It was a good week for the Wizards who saw a few of their younger players show plenty of promise in Vegas. McGee started the week off very slow, scoring just seven points in his first game, but improved each time out and finished with a 31-point, 8-rebound explosion against the Knicks. The Nevada product was very active in his later games, attacking the rim and finishing more than a handful of plays with ferocious dunks. While the increased aggressiveness with the basketball is a welcome sight, the most promising signs were the exceptional touch that McGee showed. The 7-footer was able to step away and connect on a few mid-range jumpers, but also showed a nicely developing running hook that he dropped a couple of times. The defensive end of the floor proved to be a good one for McGee, who after recording no blocks in his first game, swatted 16 shots in his final three games of the week.

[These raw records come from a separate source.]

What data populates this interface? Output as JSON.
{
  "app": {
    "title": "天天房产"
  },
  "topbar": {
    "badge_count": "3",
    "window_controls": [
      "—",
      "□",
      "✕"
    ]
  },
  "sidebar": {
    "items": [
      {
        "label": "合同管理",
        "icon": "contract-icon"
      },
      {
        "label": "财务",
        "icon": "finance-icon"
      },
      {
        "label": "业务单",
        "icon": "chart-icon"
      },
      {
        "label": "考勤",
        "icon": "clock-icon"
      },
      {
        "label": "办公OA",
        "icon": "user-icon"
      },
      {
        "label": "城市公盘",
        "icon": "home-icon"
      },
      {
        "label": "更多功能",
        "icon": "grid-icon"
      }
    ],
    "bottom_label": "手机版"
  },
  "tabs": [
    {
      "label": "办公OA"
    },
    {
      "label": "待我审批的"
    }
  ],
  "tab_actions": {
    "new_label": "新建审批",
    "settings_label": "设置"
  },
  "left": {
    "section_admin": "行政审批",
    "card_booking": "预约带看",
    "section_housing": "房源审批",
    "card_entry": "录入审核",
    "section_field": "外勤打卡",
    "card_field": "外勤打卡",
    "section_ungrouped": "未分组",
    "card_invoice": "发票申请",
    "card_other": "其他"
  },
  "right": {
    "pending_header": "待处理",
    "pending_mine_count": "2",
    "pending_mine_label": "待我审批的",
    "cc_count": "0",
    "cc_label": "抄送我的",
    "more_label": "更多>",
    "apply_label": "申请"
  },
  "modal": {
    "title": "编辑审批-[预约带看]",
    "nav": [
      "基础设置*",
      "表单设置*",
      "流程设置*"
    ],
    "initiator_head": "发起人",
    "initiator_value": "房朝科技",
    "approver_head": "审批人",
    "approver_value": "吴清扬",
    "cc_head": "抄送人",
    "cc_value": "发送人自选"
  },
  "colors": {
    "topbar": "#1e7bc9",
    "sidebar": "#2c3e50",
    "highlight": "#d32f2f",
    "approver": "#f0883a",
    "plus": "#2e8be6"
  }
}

The fourth-year player out of South Kent Prep has always been a tantalizingly intriguing player because of his size and versatility; that versatility was on display in his three games in Vegas. Blatche went for better than 20 and 10 in each of his first two games, and even though he struggled in his final contest, he still shot nearly 47 percent from the floor. The 6-11 forward showed very good touch on his mid-range jumper, extending out to 20-feet on many of his attempts and having consistent success. In the post, Blatche’s soft touch was again on display although he showed too much of a tendency to fade away. When he opted to face up, he proved to be a real handful for most of the other big men he was covered by. Blatche was very quick along the baseline and almost never shied away from contact, earning 18 trips to the line in three games. He also hit the glass very hard during the week, finishing second in the league in rebounding at 11 per contest.
This last pick was a tough one to make given that two of the three games Morrow appeared in were underwhelming, but it’s hard to pass on a Summer League-record 47-point explosion by the second year Golden State Warrior. The quick release that helped land him a roster spot last season as an undrafted free agent was on full display during the week as Morrow connected on 8 of the 16 shots he attempted from beyond the arc. The Georgia Tech product is never going to be a player who does a whole lot more than shoot, but with how successful he is at that particular skill, he likely won’t have to. There are many who feel that as a rookie last season he may have been the best overall shooter in the NBA; three games in Vegas and a 60.9 percent shooting percentage did little to change that opinion.